Leipzig in 1813 – a city in tumult
On the occasion of its bicentenary, panorama artist Yadegar Asisi explored the subject of the Battle of the Nations in great depth. However, the focus of his new circular painting, with its view of the old town from the partly destroyed roof of the Church of St Thomas, is not the battle itself but the impact it had on Leipzig.
The panorama shows a city in tumult. Against a background of burning houses and villages on the horizon in flames, the flight of the French soldiers and the triumphant entry of the victorious powers reflect the aftermath of the Battle of the Nations.

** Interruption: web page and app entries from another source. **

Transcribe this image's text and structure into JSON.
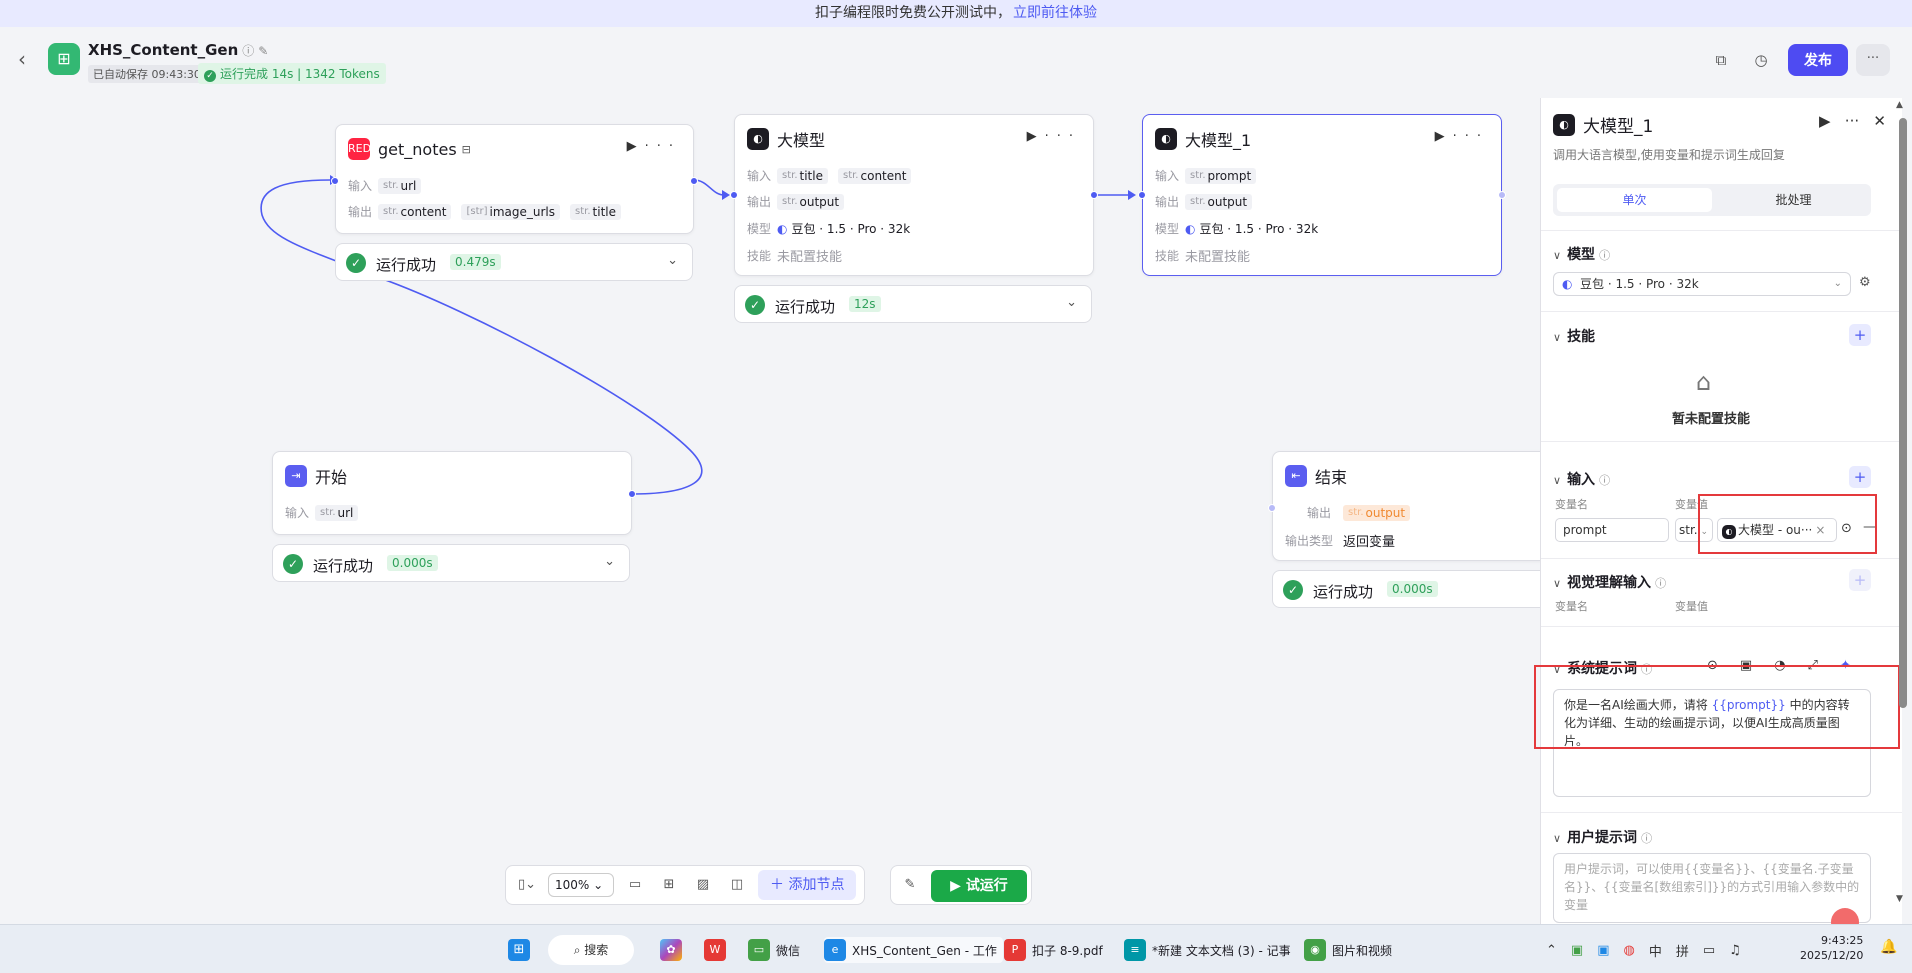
{
  "banner": {
    "text": "扣子编程限时免费公开测试中，",
    "link": "立即前往体验"
  },
  "header": {
    "app_name": "XHS_Content_Gen",
    "saved": "已自动保存 09:43:30",
    "run_status": "运行完成 14s | 1342 Tokens",
    "publish": "发布"
  },
  "nodes": {
    "get_notes": {
      "title": "get_notes",
      "input_label": "输入",
      "output_label": "输出",
      "inputs": [
        {
          "type": "str.",
          "name": "url"
        }
      ],
      "outputs": [
        {
          "type": "str.",
          "name": "content"
        },
        {
          "type": "[str]",
          "name": "image_urls"
        },
        {
          "type": "str.",
          "name": "title"
        }
      ],
      "run": {
        "text": "运行成功",
        "time": "0.479s"
      }
    },
    "llm": {
      "title": "大模型",
      "inputs": [
        {
          "type": "str.",
          "name": "title"
        },
        {
          "type": "str.",
          "name": "content"
        }
      ],
      "outputs": [
        {
          "type": "str.",
          "name": "output"
        }
      ],
      "model_label": "模型",
      "model": "豆包 · 1.5 · Pro · 32k",
      "skill_label": "技能",
      "skill": "未配置技能",
      "run": {
        "text": "运行成功",
        "time": "12s"
      }
    },
    "llm1": {
      "title": "大模型_1",
      "inputs": [
        {
          "type": "str.",
          "name": "prompt"
        }
      ],
      "outputs": [
        {
          "type": "str.",
          "name": "output"
        }
      ],
      "model_label": "模型",
      "model": "豆包 · 1.5 · Pro · 32k",
      "skill_label": "技能",
      "skill": "未配置技能"
    },
    "start": {
      "title": "开始",
      "inputs": [
        {
          "type": "str.",
          "name": "url"
        }
      ],
      "run": {
        "text": "运行成功",
        "time": "0.000s"
      }
    },
    "end": {
      "title": "结束",
      "output_label": "输出",
      "output": {
        "type": "str.",
        "name": "output"
      },
      "output_type_label": "输出类型",
      "output_type": "返回变量",
      "run": {
        "text": "运行成功",
        "time": "0.000s"
      }
    }
  },
  "toolbar": {
    "zoom": "100%",
    "add_node": "添加节点",
    "test_run": "试运行"
  },
  "panel": {
    "title": "大模型_1",
    "desc": "调用大语言模型,使用变量和提示词生成回复",
    "tabs": [
      "单次",
      "批处理"
    ],
    "model_section": "模型",
    "model_value": "豆包 · 1.5 · Pro · 32k",
    "skills_section": "技能",
    "skills_empty": "暂未配置技能",
    "input_section": "输入",
    "col_name": "变量名",
    "col_value": "变量值",
    "input_name": "prompt",
    "input_type": "str.",
    "input_ref": "大模型 - ou···",
    "vision_section": "视觉理解输入",
    "sys_prompt_section": "系统提示词",
    "sys_prompt_before": "你是一名AI绘画大师，请将 ",
    "sys_prompt_var": "{{prompt}}",
    "sys_prompt_after": " 中的内容转化为详细、生动的绘画提示词，以便AI生成高质量图片。",
    "user_prompt_section": "用户提示词",
    "user_prompt_placeholder": "用户提示词，可以使用{{变量名}}、{{变量名.子变量名}}、{{变量名[数组索引]}}的方式引用输入参数中的变量"
  },
  "taskbar": {
    "search": "搜索",
    "items": [
      "微信",
      "XHS_Content_Gen - 工作",
      "扣子 8-9.pdf",
      "*新建 文本文档 (3) - 记事",
      "图片和视频"
    ],
    "ime_1": "中",
    "ime_2": "拼",
    "time": "9:43:25",
    "date": "2025/12/20"
  },
  "colors": {
    "accent": "#4e5bf2",
    "success": "#2ea05a",
    "publish": "#4e4bf2",
    "test_run": "#1ba948"
  }
}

The impressive montage gives visitors the impression that they are experiencing the actual events as they happened, with the transition between day and night created by ultraviolet paints and lighting equipment and sound effects adding to the realism.
The accompanying programme

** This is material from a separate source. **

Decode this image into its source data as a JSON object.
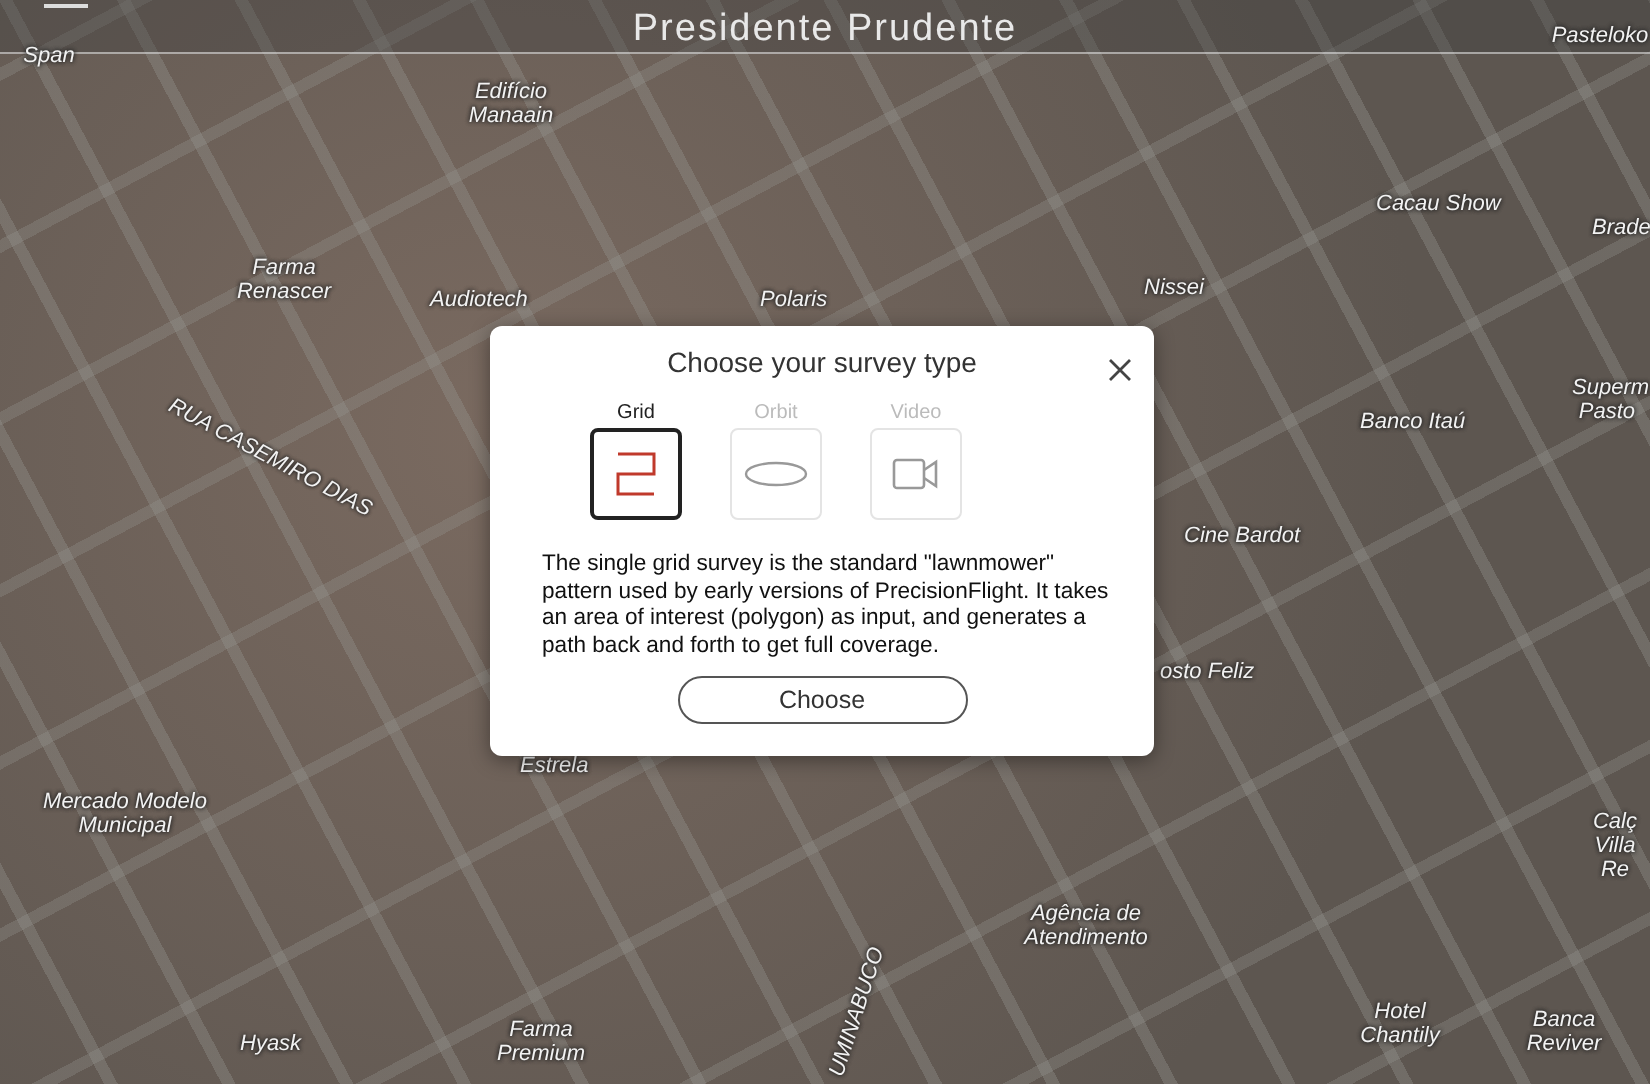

The circular painting does not take up the complete diameter of the Panometer. The remaining area of the room is used for an accompanying exhibition on the theme, and focuses on the flourishing trading city of Leipzig on the eve of the Battle of the Nations. One of the exhibits, for example, is an original knee lever printing press from the first half of the nineteenth century. In addition, the work that went into the production of the panorama is documented in a 'making-of' film. The programme for the individual months also features themed evenings and special guided tours.
The Panometer: facts and figures
As the first of its kind, the Panometer in Leipzig was opened by artist Yadegar Asisi in the year 2003. Since the opening more than 2 million people have visited the various themed worlds presented in the converted Gasometer II in Connewitz. Further panometers have since been opened in Dresden (2006) and Berlin (2011).
For the Battle of the Nations panorama thirty-seven 3 m wide and 32 m long panoramic strips of images were printed and joined together. To create an optimum bird's eye, view the height of the visitor tower was raised to 15 metres. The work on the Leipzig panorama took a total of five years, during which tens of thousands of photos were taken and around 400 extras were photographed. After elaborate processing, the final image file was around 13 GB.